Many people have had their credit cards compromised. Business owners or the persons whose information is used for the fraudulent operations often bear the resulting financial responsibilities despite being the victims. It is crucial for you to take the necessary precautionary steps to protect your business against credit card skimmers and free yourself from possible losses that may come from credit card theft. When applying for a merchant account, you agree to terms and conditions, one of them being to pay a certain fee for every credit card payment.
Such payment is not charged directly from your credit card machine but from your daily overall. This payment can either be done automatically or manually; the importance of this method of payment is to give you time to monitor and verify if the transactions you made all day are valid. Consider following these directions to protect your business from credit card skimming.
Ensuring to Check for Tampering
Make a habit of checking your merchant bank credit card processor for signs of interference at least three times a day. The reason is that a majority of skimmers tamper with credit card machines before making unauthorized payments. If you conduct such routine checks–for instance in the morning, afternoon, early evening, and during close time–to ensure your machines are working correctly and nothing has been inserted in them, it will be possible to avert fraudulent dealings.
You need to install cameras in your business premises that have a clear view of the entrance and the back to identify a fraudster from your CCTV videos, lest you become a victim of credit card skimming. Additionally, it will cost you nothing to double check a card that is used for a large purchase for validity. To do so, explain to the customer that there is a management policy that requires an extra identification card for purchases worth over a certain sum.
Get your staff to learn how to ask the right questions to shoppers to protect your business from credit card skimming. Furthermore, your staff should decline certain payments, ask for IDs, or verify signatures from suspicious-looking persons. Additionally, if a shopper refuses to provide identification documents or does not change payment methods, ask them to leave your premises in a polite way.
Ensure that your merchant bank credit card processor device is placed in a selected check out area. Avoid placing the equipment in a dimly lit section or a secluded corner. Also, train your staff on how to handle suspicious individuals. If you happen to encounter a credit card skimmer, call the police immediately.

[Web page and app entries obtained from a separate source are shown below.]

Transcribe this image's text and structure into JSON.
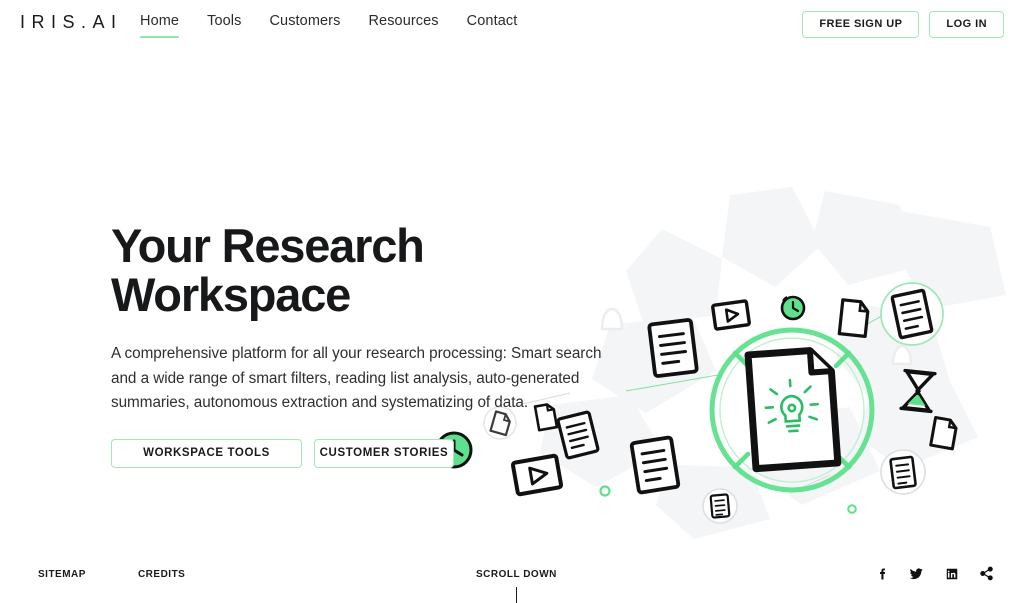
{
  "brand": {
    "logo_text": "IRIS.AI",
    "accent_green": "#5FE08C",
    "accent_green_light": "#9FE8B8",
    "underline_green": "#8EE6A8",
    "text_dark": "#17181a"
  },
  "header": {
    "nav": [
      {
        "label": "Home",
        "active": true
      },
      {
        "label": "Tools",
        "active": false
      },
      {
        "label": "Customers",
        "active": false
      },
      {
        "label": "Resources",
        "active": false
      },
      {
        "label": "Contact",
        "active": false
      }
    ],
    "signup_label": "FREE SIGN UP",
    "login_label": "LOG IN"
  },
  "hero": {
    "title": "Your Research\nWorkspace",
    "description": "A comprehensive platform for all your research processing: Smart search and a wide range of smart filters, reading list analysis, auto-generated summaries, autonomous extraction and systematizing of data.",
    "primary_cta": "WORKSPACE TOOLS",
    "secondary_cta": "CUSTOMER STORIES"
  },
  "illustration": {
    "center_icon": "document-with-lightbulb-icon",
    "ring": "progress-ring",
    "floating_icons": [
      "video-play-icon",
      "history-clock-icon",
      "blank-page-icon",
      "text-document-icon",
      "hourglass-icon",
      "bell-icon",
      "circle-dot-icon"
    ]
  },
  "footer": {
    "sitemap_label": "SITEMAP",
    "credits_label": "CREDITS",
    "scroll_label": "SCROLL DOWN",
    "socials": [
      {
        "name": "facebook-icon"
      },
      {
        "name": "twitter-icon"
      },
      {
        "name": "linkedin-icon"
      },
      {
        "name": "share-icon"
      }
    ]
  }
}
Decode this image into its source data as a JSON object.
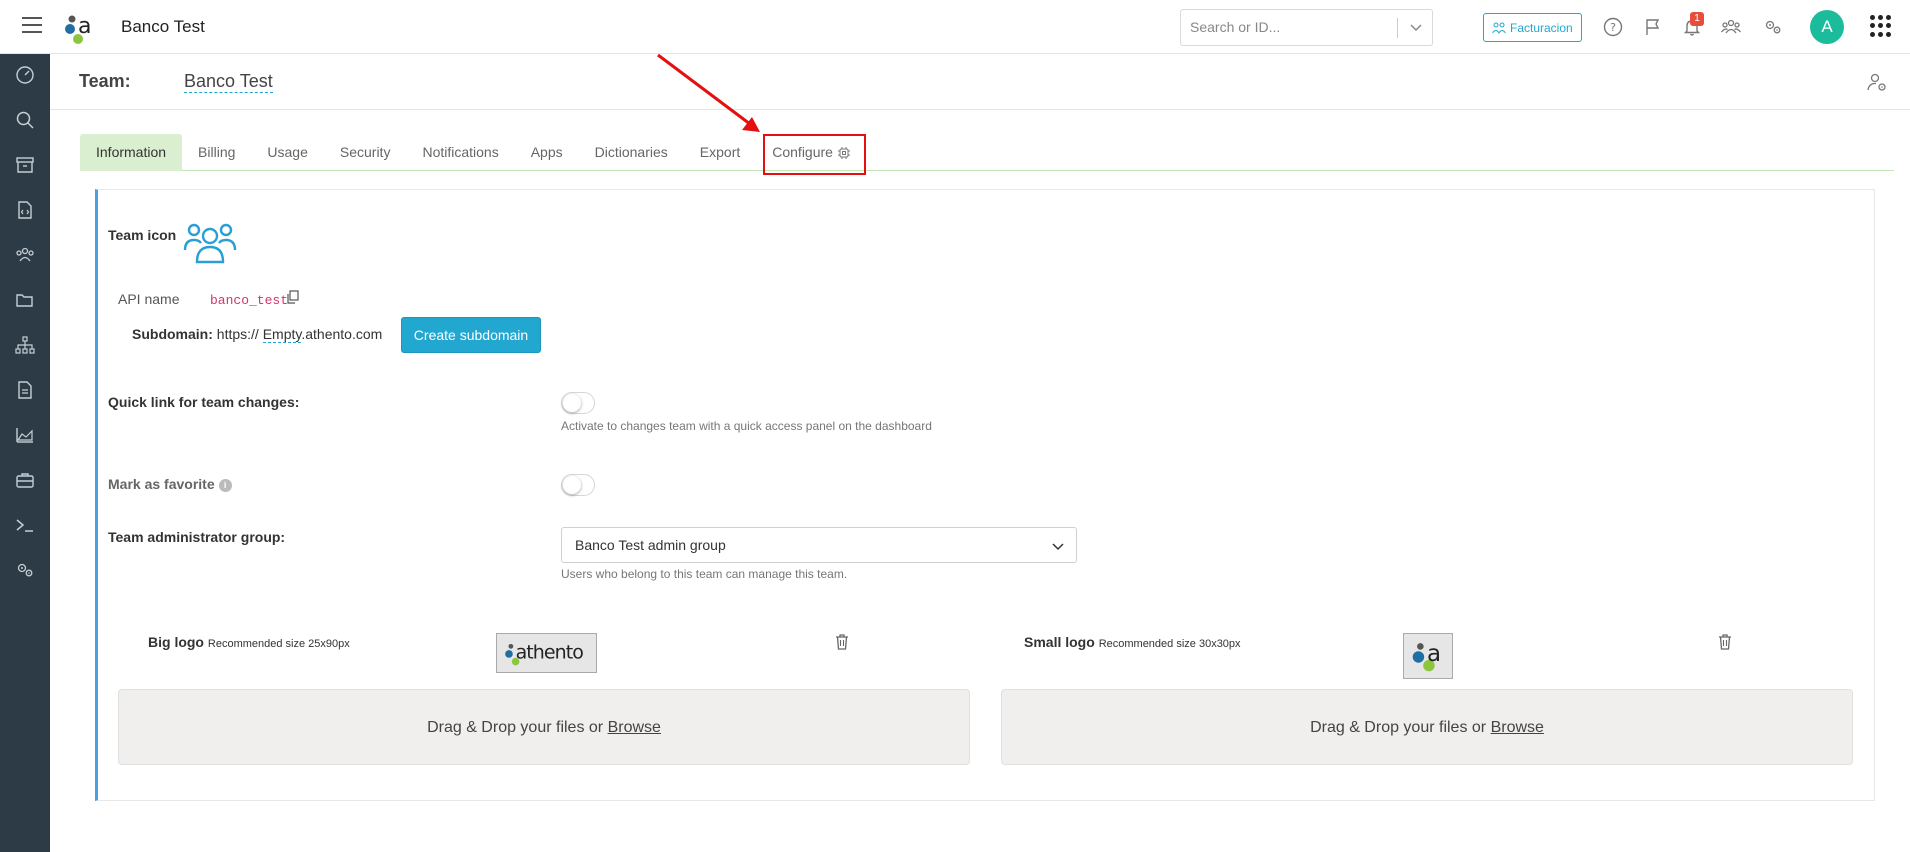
{
  "header": {
    "app_title": "Banco Test",
    "search_placeholder": "Search or ID...",
    "facturacion_label": "Facturacion",
    "notification_count": "1",
    "avatar_initial": "A"
  },
  "team": {
    "label": "Team:",
    "name": "Banco Test"
  },
  "tabs": [
    {
      "label": "Information",
      "active": true
    },
    {
      "label": "Billing"
    },
    {
      "label": "Usage"
    },
    {
      "label": "Security"
    },
    {
      "label": "Notifications"
    },
    {
      "label": "Apps"
    },
    {
      "label": "Dictionaries"
    },
    {
      "label": "Export"
    },
    {
      "label": "Configure"
    }
  ],
  "info": {
    "team_icon_label": "Team icon",
    "api_name_label": "API name",
    "api_name_value": "banco_test",
    "subdomain_label": "Subdomain:",
    "subdomain_prefix": "https://",
    "subdomain_value": "Empty",
    "subdomain_suffix": ".athento.com",
    "create_subdomain_label": "Create subdomain",
    "quick_link_label": "Quick link for team changes:",
    "quick_link_hint": "Activate to changes team with a quick access panel on the dashboard",
    "favorite_label": "Mark as favorite",
    "admin_group_label": "Team administrator group:",
    "admin_group_value": "Banco Test admin group",
    "admin_group_hint": "Users who belong to this team can manage this team.",
    "big_logo_label": "Big logo",
    "big_logo_hint": "Recommended size 25x90px",
    "big_logo_text": "athento",
    "small_logo_label": "Small logo",
    "small_logo_hint": "Recommended size 30x30px",
    "dropzone_text": "Drag & Drop your files or",
    "browse_label": "Browse"
  },
  "colors": {
    "accent": "#21a7d0",
    "sidebar": "#2d3b46",
    "active_tab": "#d9efcf",
    "annotation_red": "#e40f0f",
    "avatar": "#1abc9c"
  }
}
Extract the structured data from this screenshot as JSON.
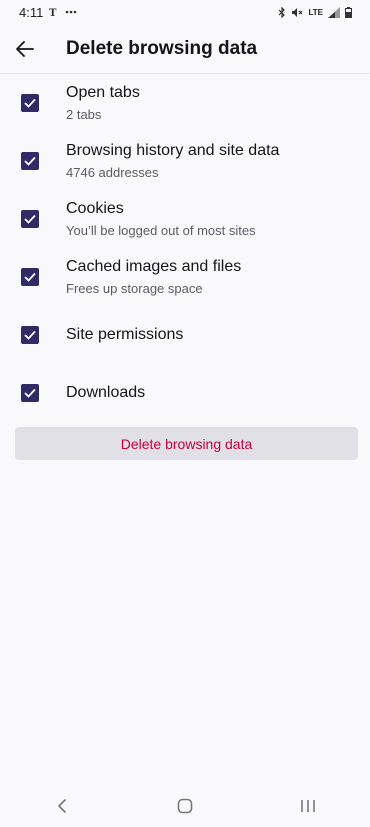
{
  "status_bar": {
    "time": "4:11",
    "network_label": "LTE",
    "icons": [
      "notification-icon",
      "more-dots-icon",
      "bluetooth-icon",
      "mute-icon",
      "signal-icon",
      "battery-icon"
    ]
  },
  "header": {
    "title": "Delete browsing data",
    "back_icon": "arrow-left-icon"
  },
  "options": [
    {
      "label": "Open tabs",
      "sublabel": "2 tabs",
      "checked": true
    },
    {
      "label": "Browsing history and site data",
      "sublabel": "4746 addresses",
      "checked": true
    },
    {
      "label": "Cookies",
      "sublabel": "You’ll be logged out of most sites",
      "checked": true
    },
    {
      "label": "Cached images and files",
      "sublabel": "Frees up storage space",
      "checked": true
    },
    {
      "label": "Site permissions",
      "sublabel": "",
      "checked": true
    },
    {
      "label": "Downloads",
      "sublabel": "",
      "checked": true
    }
  ],
  "delete_button": {
    "label": "Delete browsing data"
  },
  "nav_bar": {
    "buttons": [
      "back-nav-icon",
      "home-nav-icon",
      "recents-nav-icon"
    ]
  },
  "colors": {
    "accent": "#312a65",
    "danger": "#c50042",
    "background": "#f9f9fb",
    "button_bg": "#e0e0e6"
  }
}
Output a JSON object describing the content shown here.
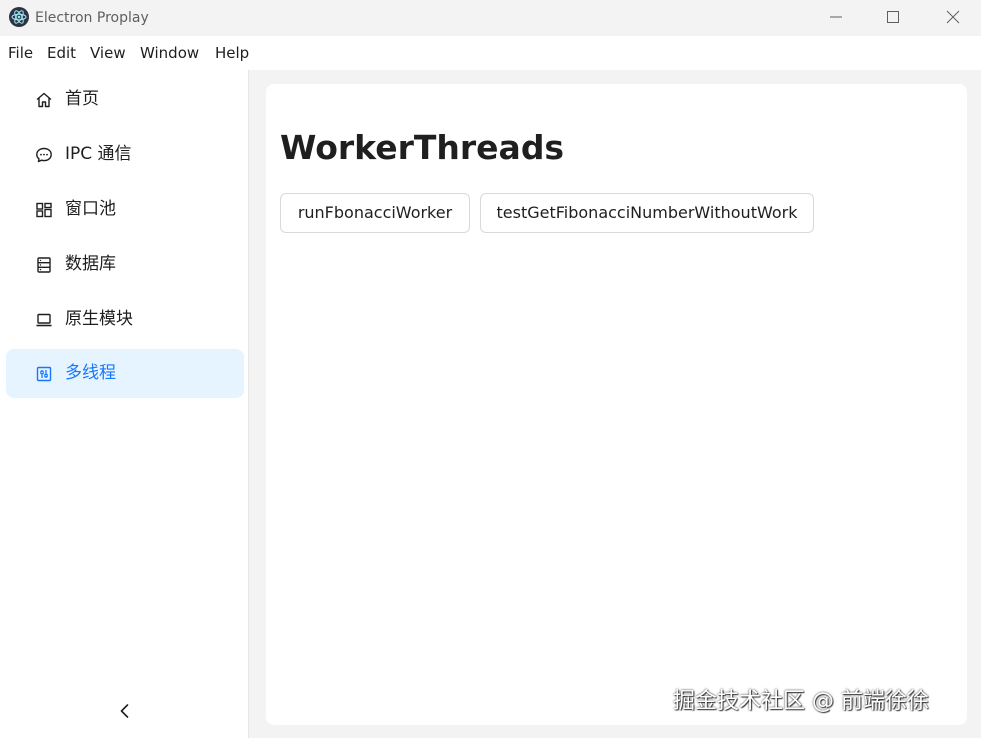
{
  "window": {
    "title": "Electron Proplay"
  },
  "menubar": {
    "items": [
      "File",
      "Edit",
      "View",
      "Window",
      "Help"
    ]
  },
  "sidebar": {
    "items": [
      {
        "label": "首页",
        "icon": "home-icon"
      },
      {
        "label": "IPC 通信",
        "icon": "message-icon"
      },
      {
        "label": "窗口池",
        "icon": "windows-icon"
      },
      {
        "label": "数据库",
        "icon": "database-icon"
      },
      {
        "label": "原生模块",
        "icon": "laptop-icon"
      },
      {
        "label": "多线程",
        "icon": "sliders-icon",
        "active": true
      }
    ],
    "collapse_icon": "chevron-left-icon"
  },
  "main": {
    "title": "WorkerThreads",
    "buttons": [
      "runFbonacciWorker",
      "testGetFibonacciNumberWithoutWork"
    ]
  },
  "watermark": "掘金技术社区 @ 前端徐徐",
  "colors": {
    "accent": "#1677ff",
    "active_bg": "#e6f4ff"
  }
}
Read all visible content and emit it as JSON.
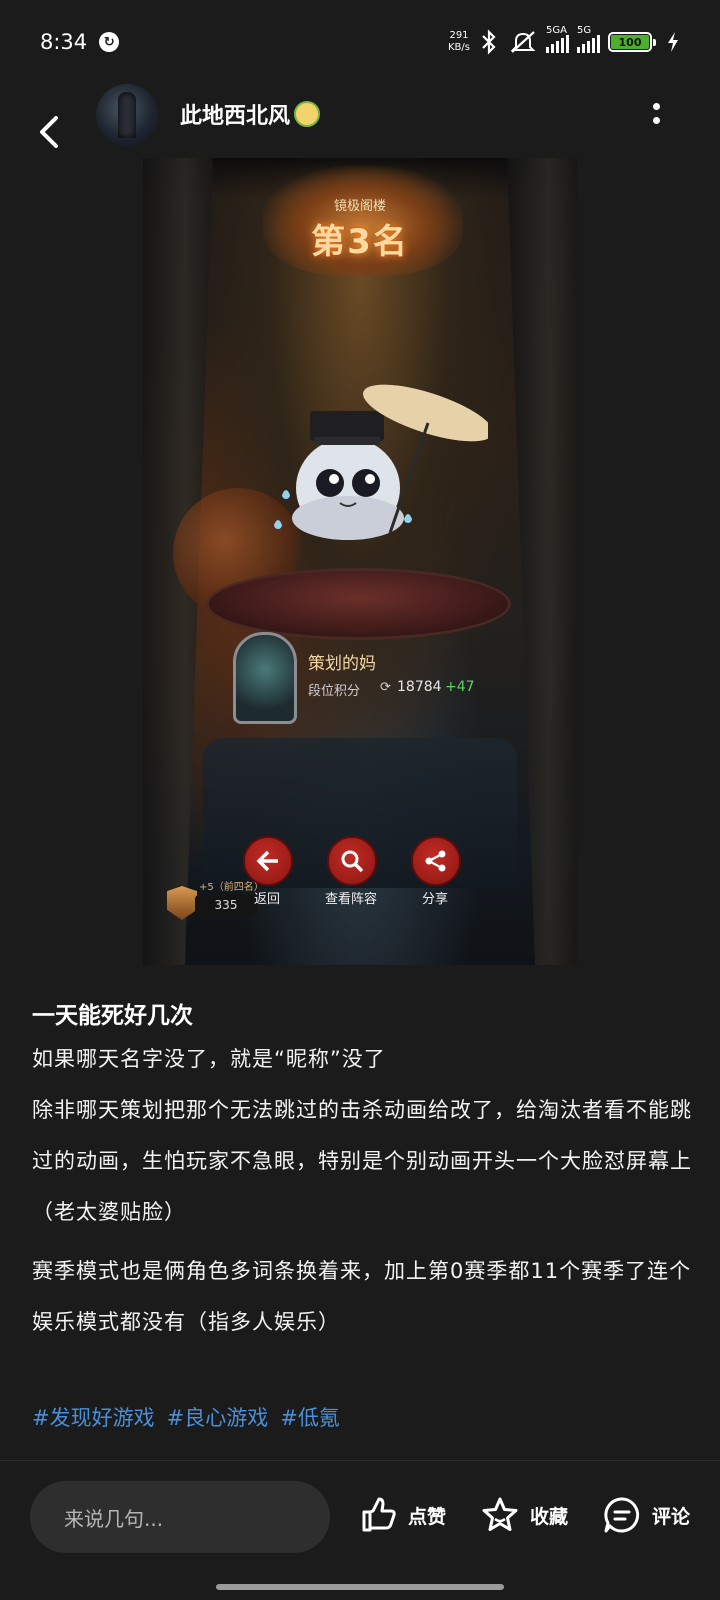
{
  "status_bar": {
    "time": "8:34",
    "net_speed_value": "291",
    "net_speed_unit": "KB/s",
    "signal1_label": "5GA",
    "signal2_label": "5G",
    "battery": "100"
  },
  "header": {
    "username": "此地西北风"
  },
  "game_screenshot": {
    "rank_subtitle": "镜极阁楼",
    "rank_title": "第3名",
    "player_name": "策划的妈",
    "score_label": "段位积分",
    "score_value": "18784",
    "score_delta": "+47",
    "bonus_text": "+5（前四名）",
    "badge_score": "335",
    "buttons": [
      {
        "label": "返回"
      },
      {
        "label": "查看阵容"
      },
      {
        "label": "分享"
      }
    ]
  },
  "post": {
    "title": "一天能死好几次",
    "paragraphs": [
      "如果哪天名字没了，就是“昵称”没了",
      "除非哪天策划把那个无法跳过的击杀动画给改了，给淘汰者看不能跳过的动画，生怕玩家不急眼，特别是个别动画开头一个大脸怼屏幕上（老太婆贴脸）",
      "赛季模式也是俩角色多词条换着来，加上第0赛季都11个赛季了连个娱乐模式都没有（指多人娱乐）"
    ],
    "hashtags": [
      "#发现好游戏",
      "#良心游戏",
      "#低氪"
    ]
  },
  "bottom_bar": {
    "comment_placeholder": "来说几句...",
    "like_label": "点赞",
    "favorite_label": "收藏",
    "comment_label": "评论"
  }
}
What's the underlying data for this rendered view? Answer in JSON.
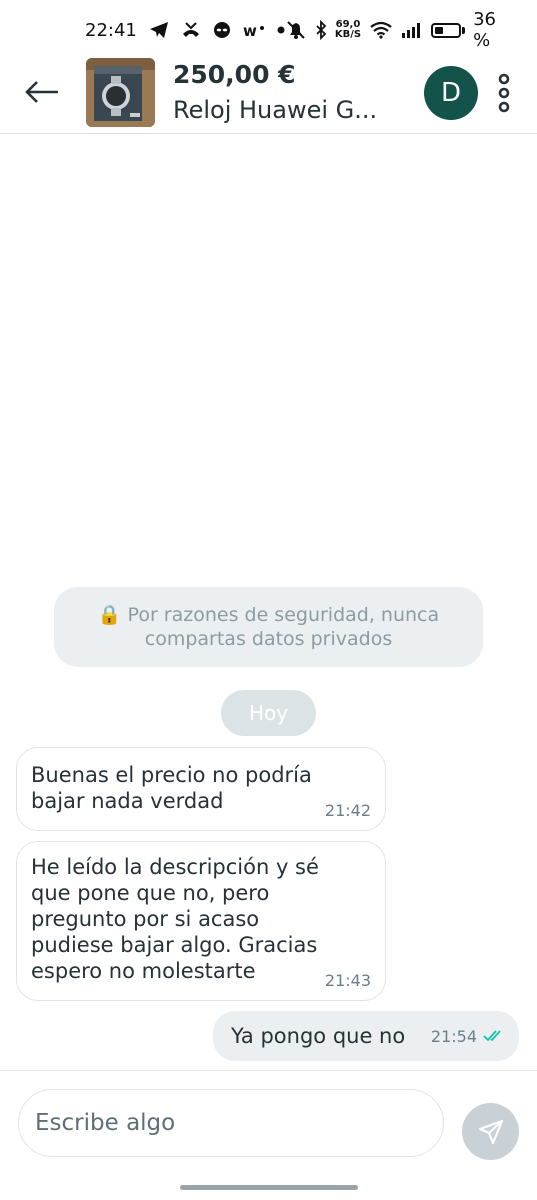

Credit Card Fraud Law, hg.org
IDENTITY THEFT PROTECTION AND VICTIM ASSISTANCE, revenue.pa.gov
Pennsylvania Credit Card Fraud Laws, findlaw.com